December 16, 2021
This blog is based on a speech given by Richard Tank, Cognism’s Global Head of Performance Marketing, at B2B Marketing Expo 2021.
See Richard's full speech from the Expo - press ▶️ to watch!
What is performance marketing?
It’s any type of B2B marketing activity that’s designed to produce a direct result. A result can be anything from a lead to a sale.
The type of media can be digital (e.g. paid search) or traditional (e.g. direct mail). Another term that’s widely used for performance marketing is direct response.
Spend on advertising has grown massively over the last 3 years. WARC reports the UK’s ad spend has gone from £11.5B in 2017 to £27B in 2020. Digital has grown from 48% to 66% and direct mail and print is still in decline.
The largest spend on a single media is search; Google accounts for 90% of this. It’s also been the most effective performance channel for B2B and B2C for around 15 years and I’m sure will continue to be for another 15 years or more.
As it’s almost a pure performance channel, the level of continued and increased investment is a testament to the ROI advertisers are seeing.
Paid search is an auction-based ad system, where you pay for clicks on search terms that you select. Therefore, it’s highly targeted and controlled, unlike TV advertising.
This is a screenshot of a Search Engine Results Page (SERP):
The SERP is the page that generates after a word or “search term” is searched. Currently, there are 4 paid search ad positions and 10 organic search positions.
Additional information is available, such as quick answers, flight search and location listings, all depending on the type of search among other factors.
This is the ad rank formula on which the ad auction is based:
The better the Quality Score (QS), the less you’ll pay per click for the same position.
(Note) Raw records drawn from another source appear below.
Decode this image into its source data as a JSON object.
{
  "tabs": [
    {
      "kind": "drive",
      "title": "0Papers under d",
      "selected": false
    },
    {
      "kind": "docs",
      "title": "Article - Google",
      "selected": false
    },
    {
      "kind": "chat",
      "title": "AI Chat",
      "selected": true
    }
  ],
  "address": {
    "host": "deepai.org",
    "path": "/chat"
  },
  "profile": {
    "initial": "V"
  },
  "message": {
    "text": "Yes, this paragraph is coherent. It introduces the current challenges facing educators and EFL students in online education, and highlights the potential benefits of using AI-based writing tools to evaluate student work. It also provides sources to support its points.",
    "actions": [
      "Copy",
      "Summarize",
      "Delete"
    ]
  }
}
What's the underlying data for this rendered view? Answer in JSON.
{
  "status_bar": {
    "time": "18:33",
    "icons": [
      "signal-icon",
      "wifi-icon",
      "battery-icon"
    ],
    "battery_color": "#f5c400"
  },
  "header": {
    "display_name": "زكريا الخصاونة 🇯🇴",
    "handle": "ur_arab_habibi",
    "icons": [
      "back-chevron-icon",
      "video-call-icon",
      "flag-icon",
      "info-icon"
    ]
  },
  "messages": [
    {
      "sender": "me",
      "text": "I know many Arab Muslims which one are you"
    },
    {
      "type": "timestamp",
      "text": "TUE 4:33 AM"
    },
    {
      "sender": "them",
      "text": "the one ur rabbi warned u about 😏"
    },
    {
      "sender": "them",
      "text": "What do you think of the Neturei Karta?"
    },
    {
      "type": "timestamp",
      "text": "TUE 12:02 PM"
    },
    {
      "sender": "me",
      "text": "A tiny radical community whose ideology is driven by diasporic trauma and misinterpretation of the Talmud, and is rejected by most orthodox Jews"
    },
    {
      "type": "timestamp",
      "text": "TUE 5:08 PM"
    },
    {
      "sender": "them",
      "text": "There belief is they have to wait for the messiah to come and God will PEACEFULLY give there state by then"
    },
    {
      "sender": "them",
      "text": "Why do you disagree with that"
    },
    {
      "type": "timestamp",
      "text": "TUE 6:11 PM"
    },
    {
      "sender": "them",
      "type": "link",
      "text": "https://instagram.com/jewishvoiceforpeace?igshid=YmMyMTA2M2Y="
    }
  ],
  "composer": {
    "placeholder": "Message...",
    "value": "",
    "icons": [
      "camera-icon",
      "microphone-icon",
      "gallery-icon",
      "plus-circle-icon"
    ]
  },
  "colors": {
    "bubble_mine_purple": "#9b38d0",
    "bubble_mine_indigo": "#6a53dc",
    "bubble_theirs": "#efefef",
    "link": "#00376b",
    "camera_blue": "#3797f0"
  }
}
Therefore, an advertiser in position 1 could be paying less than the advertiser in position 2.
A low Quality Score can inflate CPCs by up to 50%. Likewise, high Quality Scores can increase CPCs by the same amount.
Many factors influence QS, not just the 3 mentioned in the Google Ads platform. The main factors are shown in the graphic above, with click-through rate (CTR) being the most important component.
The brand onion is a concept that visualises the relationship between purchase intent and conversion rate. You can see a graphic of the brand onion below.
The conversion rate will always be higher in the middle of the onion and lower towards the edge. The amount of effort to convert users on the edge of the onion will always be higher and should therefore mean you pay less.
Paid search is organised in a hierarchal system. A good account structure will allow you to have tightly-themed ad groups, which means that Google will reward you with a higher Quality Score.
It will also allow you to create ad copy that’s highly relevant to the keyword. The ideal structure depends on the products, service and company that is being advertised. The website navigation menu is a great starting point.
Retail is an easy one to visualise, where the campaigns are split into clothing categories, such as shirts and the ad groups are split by sub-categories, such as casual shirts.
In the example below, you’ll see how we structure accounts at Cognism.
Ad copy connects the user to your brand, and so it’s vital to craft a message that’s highly relevant and resonates with the user. It should attract and engage users, encouraging them to click in the split second after they’ve run a search.
Here are some key ad copy tips that consistently produce a high CTR:
There are 2 methods of using audiences in Google Ads:
Over 2 months at Cognism, we scaled Google Ad revenue by 7.5x. How did we achieve this?
By utilising the theory outlined above. We made the following large-scale changes in order to achieve the increase in ROI in such a short period of time.
We started with research to find core keywords that could be expanded with secondary words. e.g. “database” as a core which can be added to “sales”, “B2B”, “EU” to create a long keyword list.
While Google captures lots of variations, it’s an advantage to have a long list; this is so you can report on the keywords that are working. Google’s AI will allocate the search to the most relevant keyword.
By the end of this exercise, we went from 59 keywords to over 3,000. Following the brand onion concept, the keywords we chose went from low volume, high intent to high volume, high intent until we had enough volume for our budget.
Each layer of the brand onion is related to at least one of the new campaigns and its expanded keyword list.
Allocating budget is an easy way to optimise. We started by allocating it to the lowest CPL campaigns first, before allocating it to the next lowest CPL campaign.
Following the brand onion concept, this will also start with the lowest volume, as illustrated in the graphic below.
After the expanded keywords and new campaign were in place, the optimisation period began. Our focus was on revenue, over the initial lead stages.
You’ll see some examples in the graphic below.
Google’s AI has come a long way in the last 3 years. So much so, you can now rely on it fully for bidding.
This is due to the amount of data it uses to optimise bids on an individual basis.
This was the old way of bidding:
And this is the new way:
The results are clear - a 7.5X increase in revenue within 2 months that can be directly attributed to performance marketing and a 1.6X increase in non-direct revenue from users revisiting the site.
This data is captured in the graphic below.